For instance, I might postulate a being made up entirely of a plate of spaghetti and meatballs that has created us and the universe.
I’d have to show by some purely logical argument that such a being is
in fact impossible. You can argue, for instance, that no plate of
spaghetti and meatballs has ever even shown any sign of being capable
of thought, let alone the ability to create a universe. However,
such an argument is empirical rather than logical -- that is, it's
based on existing evidence. There could be a pasta dinner plate somewhere
in the universe that’s sentient and in fact is omniscient and
omnipotent. To say that an omniscient, omnipotent pasta dinner is
impossible is to claim your own omniscience, at the very least.
Unfortunately, no human being can make such a claim legitimately.
This hypothetical pasta dinner being must remain a logical possibility, no matter how absurd it might seem.
Of course, it’s possible to "prove" some sorts of negative statements,
provided the standard of "proof" is not absolute. Suppose I
propose that the President of the United States is a being made up of a
plate of spaghetti and meatballs. Given that many of us followed
the election of Barack Obama as President of the United States, and we
regularly see broadcasts of his news conferences and various
Presidential activities, it would be reasonable to consider this an
empirical demonstration of the negative: the President of the
United States is pretty evidently not a being made up of a dinner of
spaghetti and meatballs.
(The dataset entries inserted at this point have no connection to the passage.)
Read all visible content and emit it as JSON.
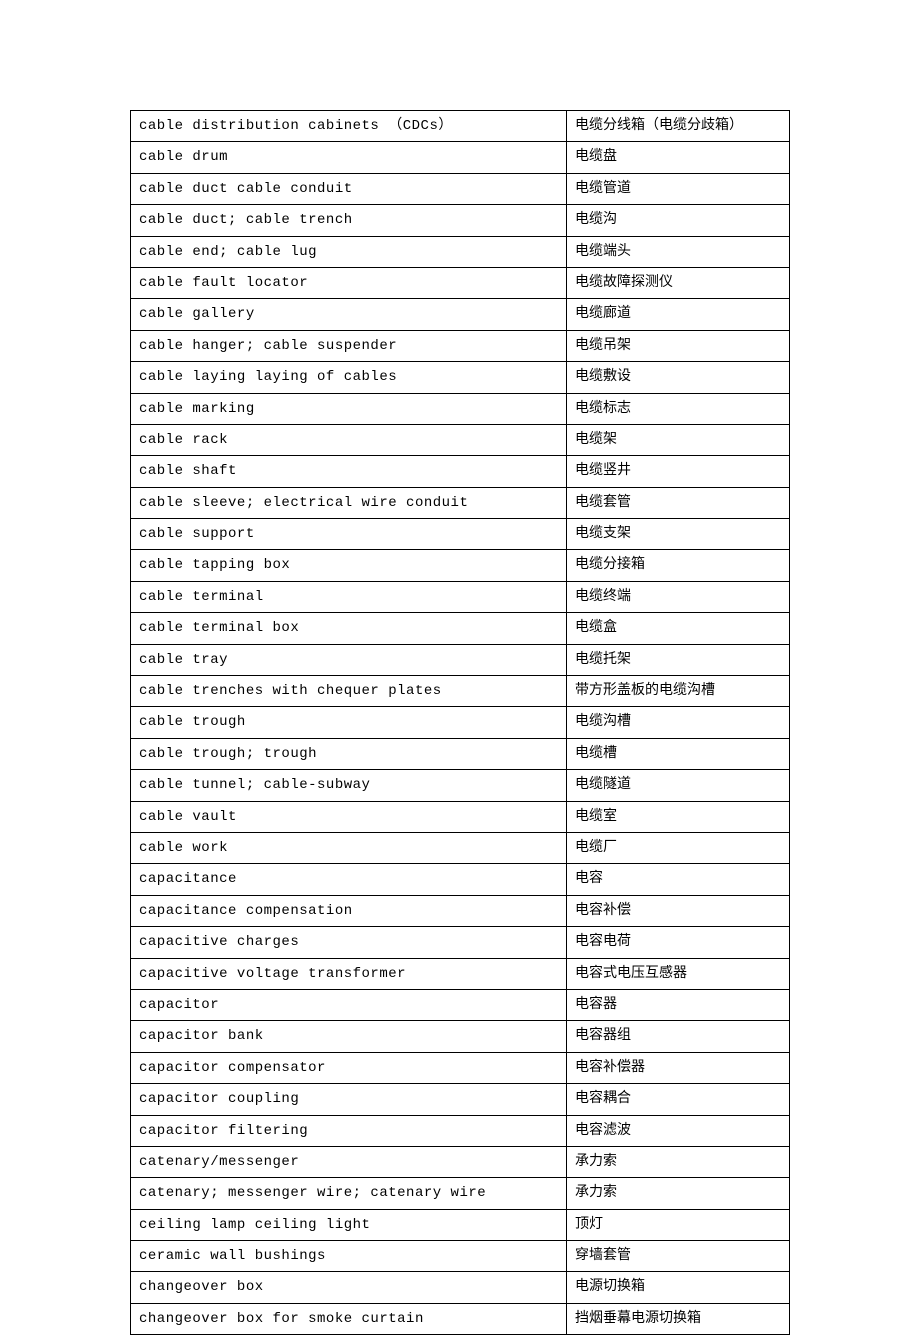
{
  "glossary": {
    "rows": [
      {
        "en": "cable distribution cabinets （CDCs）",
        "zh": "电缆分线箱（电缆分歧箱）"
      },
      {
        "en": "cable drum",
        "zh": "电缆盘"
      },
      {
        "en": "cable duct cable conduit",
        "zh": "电缆管道"
      },
      {
        "en": "cable duct; cable trench",
        "zh": "电缆沟"
      },
      {
        "en": "cable end; cable lug",
        "zh": "电缆端头"
      },
      {
        "en": "cable fault locator",
        "zh": "电缆故障探测仪"
      },
      {
        "en": "cable gallery",
        "zh": "电缆廊道"
      },
      {
        "en": "cable hanger; cable suspender",
        "zh": "电缆吊架"
      },
      {
        "en": "cable laying laying of cables",
        "zh": "电缆敷设"
      },
      {
        "en": "cable marking",
        "zh": "电缆标志"
      },
      {
        "en": "cable rack",
        "zh": "电缆架"
      },
      {
        "en": "cable shaft",
        "zh": "电缆竖井"
      },
      {
        "en": "cable sleeve; electrical wire conduit",
        "zh": "电缆套管"
      },
      {
        "en": "cable support",
        "zh": "电缆支架"
      },
      {
        "en": "cable tapping box",
        "zh": "电缆分接箱"
      },
      {
        "en": "cable terminal",
        "zh": "电缆终端"
      },
      {
        "en": "cable terminal box",
        "zh": "电缆盒"
      },
      {
        "en": "cable tray",
        "zh": "电缆托架"
      },
      {
        "en": "cable trenches with chequer plates",
        "zh": "带方形盖板的电缆沟槽"
      },
      {
        "en": "cable trough",
        "zh": "电缆沟槽"
      },
      {
        "en": "cable trough; trough",
        "zh": "电缆槽"
      },
      {
        "en": "cable tunnel; cable-subway",
        "zh": "电缆隧道"
      },
      {
        "en": "cable vault",
        "zh": "电缆室"
      },
      {
        "en": "cable work",
        "zh": "电缆厂"
      },
      {
        "en": "capacitance",
        "zh": "电容"
      },
      {
        "en": "capacitance compensation",
        "zh": "电容补偿"
      },
      {
        "en": "capacitive charges",
        "zh": "电容电荷"
      },
      {
        "en": "capacitive voltage transformer",
        "zh": "电容式电压互感器"
      },
      {
        "en": "capacitor",
        "zh": "电容器"
      },
      {
        "en": "capacitor bank",
        "zh": "电容器组"
      },
      {
        "en": "capacitor compensator",
        "zh": "电容补偿器"
      },
      {
        "en": "capacitor coupling",
        "zh": "电容耦合"
      },
      {
        "en": "capacitor filtering",
        "zh": "电容滤波"
      },
      {
        "en": "catenary/messenger",
        "zh": "承力索"
      },
      {
        "en": "catenary; messenger wire; catenary wire",
        "zh": "承力索"
      },
      {
        "en": "ceiling lamp ceiling light",
        "zh": "顶灯"
      },
      {
        "en": "ceramic wall bushings",
        "zh": "穿墙套管"
      },
      {
        "en": "changeover box",
        "zh": "电源切换箱"
      },
      {
        "en": "changeover box for smoke curtain",
        "zh": "挡烟垂幕电源切换箱"
      }
    ]
  }
}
Unfortunately, common, everyday
experience is not even up to the standards of scientific evidence (such
experience would be described as anecdotal evidence), so it's quite
distant from a purely logical argument capable of providing absolute
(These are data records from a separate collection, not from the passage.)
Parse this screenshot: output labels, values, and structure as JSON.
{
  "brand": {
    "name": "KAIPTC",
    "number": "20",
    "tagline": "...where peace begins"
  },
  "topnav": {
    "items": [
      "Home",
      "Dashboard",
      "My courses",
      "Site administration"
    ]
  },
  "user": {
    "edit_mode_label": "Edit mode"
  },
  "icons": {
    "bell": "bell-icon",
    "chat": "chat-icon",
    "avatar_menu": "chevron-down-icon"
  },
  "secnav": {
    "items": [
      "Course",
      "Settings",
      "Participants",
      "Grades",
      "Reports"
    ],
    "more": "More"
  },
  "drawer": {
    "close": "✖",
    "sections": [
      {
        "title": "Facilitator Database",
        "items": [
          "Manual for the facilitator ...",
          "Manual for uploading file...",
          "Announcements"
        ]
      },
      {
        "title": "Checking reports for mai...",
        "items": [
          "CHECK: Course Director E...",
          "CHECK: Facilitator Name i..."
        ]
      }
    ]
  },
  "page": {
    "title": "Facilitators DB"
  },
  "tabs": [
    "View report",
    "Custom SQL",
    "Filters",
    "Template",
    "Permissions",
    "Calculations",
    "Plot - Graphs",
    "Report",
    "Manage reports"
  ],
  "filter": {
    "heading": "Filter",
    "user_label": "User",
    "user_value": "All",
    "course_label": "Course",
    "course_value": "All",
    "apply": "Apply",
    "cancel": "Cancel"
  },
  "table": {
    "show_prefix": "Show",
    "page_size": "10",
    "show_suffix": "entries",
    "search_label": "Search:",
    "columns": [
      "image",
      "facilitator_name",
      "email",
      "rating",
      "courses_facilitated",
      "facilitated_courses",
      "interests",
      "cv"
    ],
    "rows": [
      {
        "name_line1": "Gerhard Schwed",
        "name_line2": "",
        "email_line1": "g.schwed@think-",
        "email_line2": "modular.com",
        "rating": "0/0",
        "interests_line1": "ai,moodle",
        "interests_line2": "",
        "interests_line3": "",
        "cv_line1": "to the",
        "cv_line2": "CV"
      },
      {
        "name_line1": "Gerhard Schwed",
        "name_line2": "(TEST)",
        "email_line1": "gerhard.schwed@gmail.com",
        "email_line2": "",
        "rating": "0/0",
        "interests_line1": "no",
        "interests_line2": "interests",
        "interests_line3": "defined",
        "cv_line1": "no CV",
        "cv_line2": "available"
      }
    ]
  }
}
proof. Nevertheless, many of us accept our own personal
experiences as pretty compelling evidence that the US President is not
a being made from a plate of spaghetti and meatballs.
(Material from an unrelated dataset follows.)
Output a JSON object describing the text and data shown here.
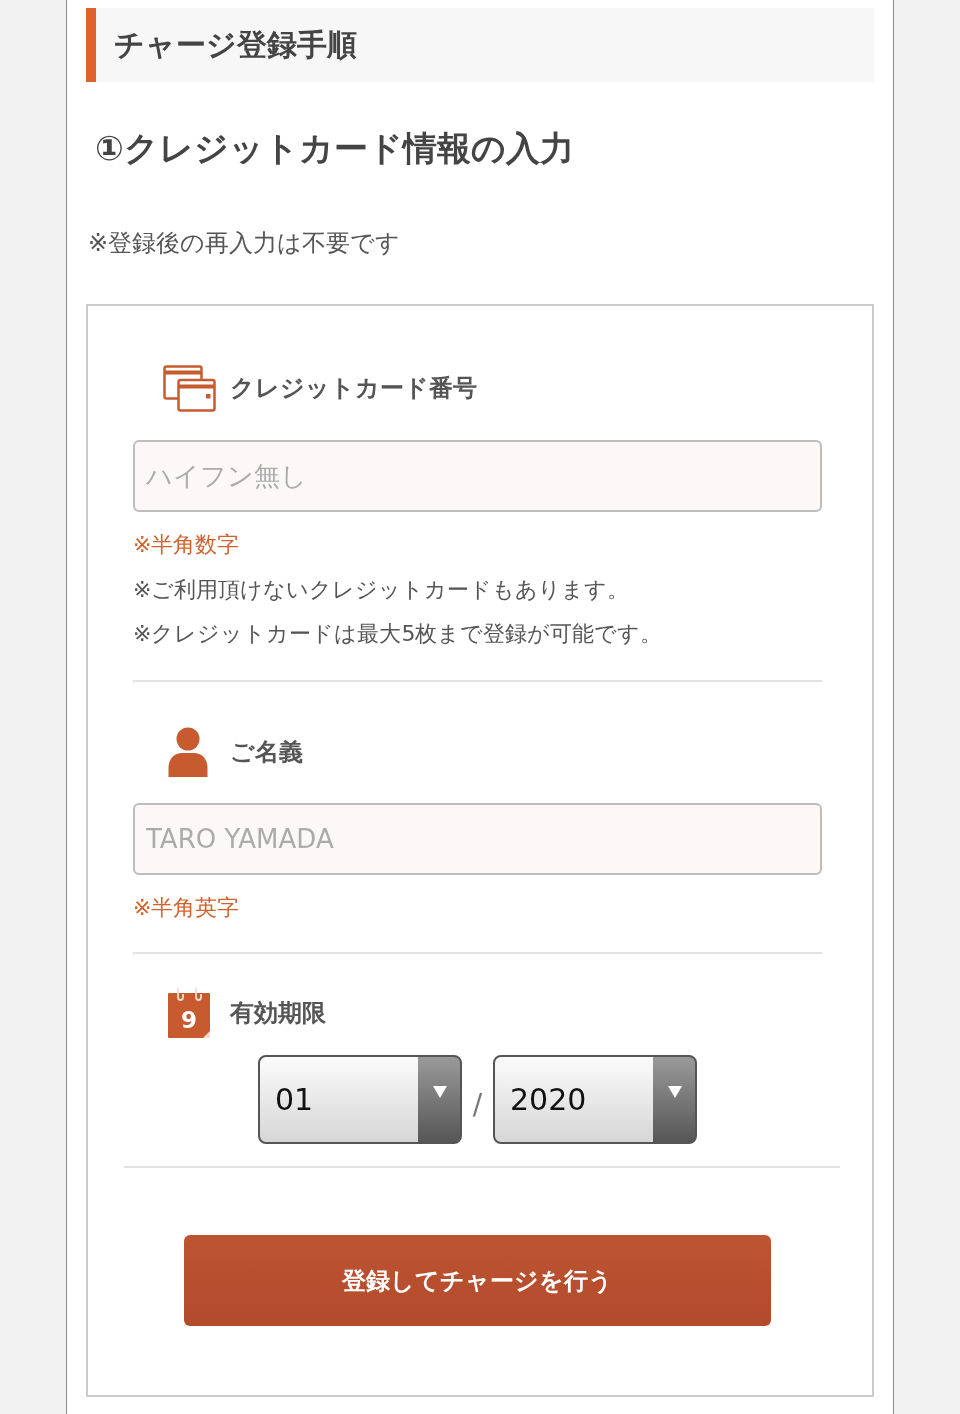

What sort of evidence can we muster for the non-existence of a
particular supernatural deity? Several books have been written to
show the "evidence" against the existence of the supernatural beings
described in monotheistic religions. I applaud such efforts, as
they constitute a major reason why someone should be skeptical about
the deities proposed in the major monotheistic religious cults (Yes, I
consider them cults!). But they always fail to attain that
impossibly high bar of absolute proof (of the sort embodied in
mathematical, rather than scientific, "proof" standards).
Therefore, the existence of the postulated deity has to remain at least
a logical possibility, despite the absence of much in the way of
But consider the pragmatic, relatively attainable standard of
scientific evidence. The Law of Gravity first proposed by Isaac
Newton is an example of how scientific evidence for a hypothesis can be
pretty compelling, even if it's not absolute proof. Suppose you
were to dispute the Law of Gravity on purely logical grounds, claiming
that it doesn’t work, or whatever. How confident might you be
that you could, for instance, hurl yourself off a precipice into a
canyon two hundred meters deep and yet gravity would not operate on you
according to Newton's Law of Gravity so as to dash your fragile body on
the rocks below? It’s logically possible using the laws of
quantum mechanics to propose you might survive the experience of
throwing yourself off a cliff (without a parachute, of course), but
it's extremely unlikely! It’s so unlikely as to render it
pragmatically impossible, even if the logical possibility of survival
still exists. I can in all practical matters operate as if I
believe in the non-existence of a supernatural deity, even though I
also maintain that such a being is still a remote logical possibility.
If you believe in a supernatural deity who blesses you with faith in
him/her/it, then perhaps you trust that your deity will intervene on
your behalf when you jump off that cliff. Just how confident are
you that your deity will act to prevent your death? But wait! If
that deity were to perform such a "miracle", that would constitute
stunning new evidence of his/her/its existence! Unlike in
biblical times, your deity apparently is unable to intervene because
he/she/it would give away his/her/its existence (Exactly why is this
forbidden now, but wasn’t forbidden in biblical times? I see no
obvious reason for this change of heart on the part of the proposed
deity.)! Too bad for you, though -- despite your unwavering
faith, the outcome is almost certainly your demise on the rocks at the
base of the precipice. Masking his/her/its existence apparently
trumps saving you, but at least you get to go to heaven and live in
eternal bliss in compensation for your faith. But wait!
Isn't suicide a mortal sin? Your act of faith could be
interpreted as suicidal. Oops! Sorry, but you're set to
live out the rest of eternity in torment for the sin of killing
yourself. But you’re compensated in your endless agony because
you know your deity loves you!!
Believers might wish to conduct this scientific experiment as a test of
their faith. Are you willing to show us how sincerely you believe
in your deity!